The Wyrde is dead and gone, its protection passed into the ether. The fae have been loosed upon the world as they begin their wild hunt, a nightmare from fables and legend made flesh.
At Hesk, in the heart of the Barren Isles Ylsriss must confront a reality she never could have imagined when her son is stolen from her by the fae. Her desperate attempts to reclaim him lead her far from this world and deep into the Realm of Twilight, where a still darker truth awaits her.
As the Bjornmen invaders drive their way deeper into Anlan, King Pieter refuses to act. Selena is forced to confront him directly even as Devin and Obair flee Widdengate and begin a search for answers, seeking help from a woman who may little be more than a memory.

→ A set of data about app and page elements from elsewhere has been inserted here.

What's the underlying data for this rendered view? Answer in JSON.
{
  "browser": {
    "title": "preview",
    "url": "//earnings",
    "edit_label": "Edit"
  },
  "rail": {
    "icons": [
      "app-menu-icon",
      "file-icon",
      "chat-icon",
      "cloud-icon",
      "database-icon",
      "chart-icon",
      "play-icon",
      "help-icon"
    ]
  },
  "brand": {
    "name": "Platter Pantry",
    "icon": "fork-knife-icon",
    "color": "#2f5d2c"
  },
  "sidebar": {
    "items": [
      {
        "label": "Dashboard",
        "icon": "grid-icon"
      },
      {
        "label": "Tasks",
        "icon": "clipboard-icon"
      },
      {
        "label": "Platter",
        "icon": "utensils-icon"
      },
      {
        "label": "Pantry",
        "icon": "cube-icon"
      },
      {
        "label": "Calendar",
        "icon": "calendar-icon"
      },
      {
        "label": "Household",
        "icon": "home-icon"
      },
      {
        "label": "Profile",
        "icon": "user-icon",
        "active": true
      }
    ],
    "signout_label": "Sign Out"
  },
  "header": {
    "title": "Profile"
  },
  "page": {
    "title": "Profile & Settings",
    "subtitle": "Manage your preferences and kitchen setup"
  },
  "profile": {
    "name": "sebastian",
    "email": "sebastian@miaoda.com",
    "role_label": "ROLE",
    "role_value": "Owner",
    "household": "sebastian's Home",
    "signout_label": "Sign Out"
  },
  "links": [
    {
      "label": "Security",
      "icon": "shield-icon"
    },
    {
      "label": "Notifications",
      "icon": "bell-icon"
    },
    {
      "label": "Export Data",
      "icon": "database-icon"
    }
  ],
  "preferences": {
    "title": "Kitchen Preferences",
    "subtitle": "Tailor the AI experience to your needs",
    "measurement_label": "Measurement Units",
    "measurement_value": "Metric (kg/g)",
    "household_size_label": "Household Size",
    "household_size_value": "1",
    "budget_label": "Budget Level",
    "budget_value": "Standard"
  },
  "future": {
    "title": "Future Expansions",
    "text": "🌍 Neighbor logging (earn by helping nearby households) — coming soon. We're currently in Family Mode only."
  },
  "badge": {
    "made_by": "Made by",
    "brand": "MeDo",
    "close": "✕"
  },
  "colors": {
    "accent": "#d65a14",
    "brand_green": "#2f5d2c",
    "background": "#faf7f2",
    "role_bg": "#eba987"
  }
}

SPOILERS FOR FAE – THE WILD HUNT
Disclaimer : I received a copy from the author in return for a review.
The Realm of Twilight continues the Riven Wyrde Saga, which began with The Wild Hunt. (my review of book 1).
The barriers between the two worlds have finally fallen, meanwhile the Bjornmen continue their attack on Anlan. The plot is mostly split between the normal human world – detailing the ongoing war between Anlan and the Bjornmen, and the fae world – the titular Realm of Twilight.
Like a good sequel, The Realm of Twilight continues to do what it did well in the first installment, and improves upon many of the issues I had with The Wild Hunt. For a start, the worldbuilding advances in leaps and bounds as we get to see the Fae’s world. It provides a lot of background and details about the Fae, and they finally start to coalesce into an actual people rather than just being shadowy figures. Like any good mystery though, it answers questions only to raise even bigger ones.
On the mundane human world, war rages on. In typical human fashion, people continue to squabble and fight even in the face of much bigger problems. The duchess Selena, which I found to be rather boring in Book 1, becomes more interesting as she is thrown into courtroom politics when she goes to demand help from the king against the Bjornmen.
Rhenkin and his forces face off against Kloss and the islanders in a well written but inconclusive battle. Meanwhile, Devin and Obair go off looking for answers, and find more than they bargained for. There’s dark and mysterious hints about the nature of the Wyrde, but it seems real answers must wait for book 3.
On the downside though, the book felt spread too thin. At a little over 300 pages, but with almost half a dozen POVs, we get to see rather little of the characters. That might be just me though – I’ve become far too used to 1000+ page tomes.
All in all, a solid sequel that improves upon the original and left me hungry for more. Oh, and I loved the cover. Not relevant to the reading itself, but it is pretty pretty.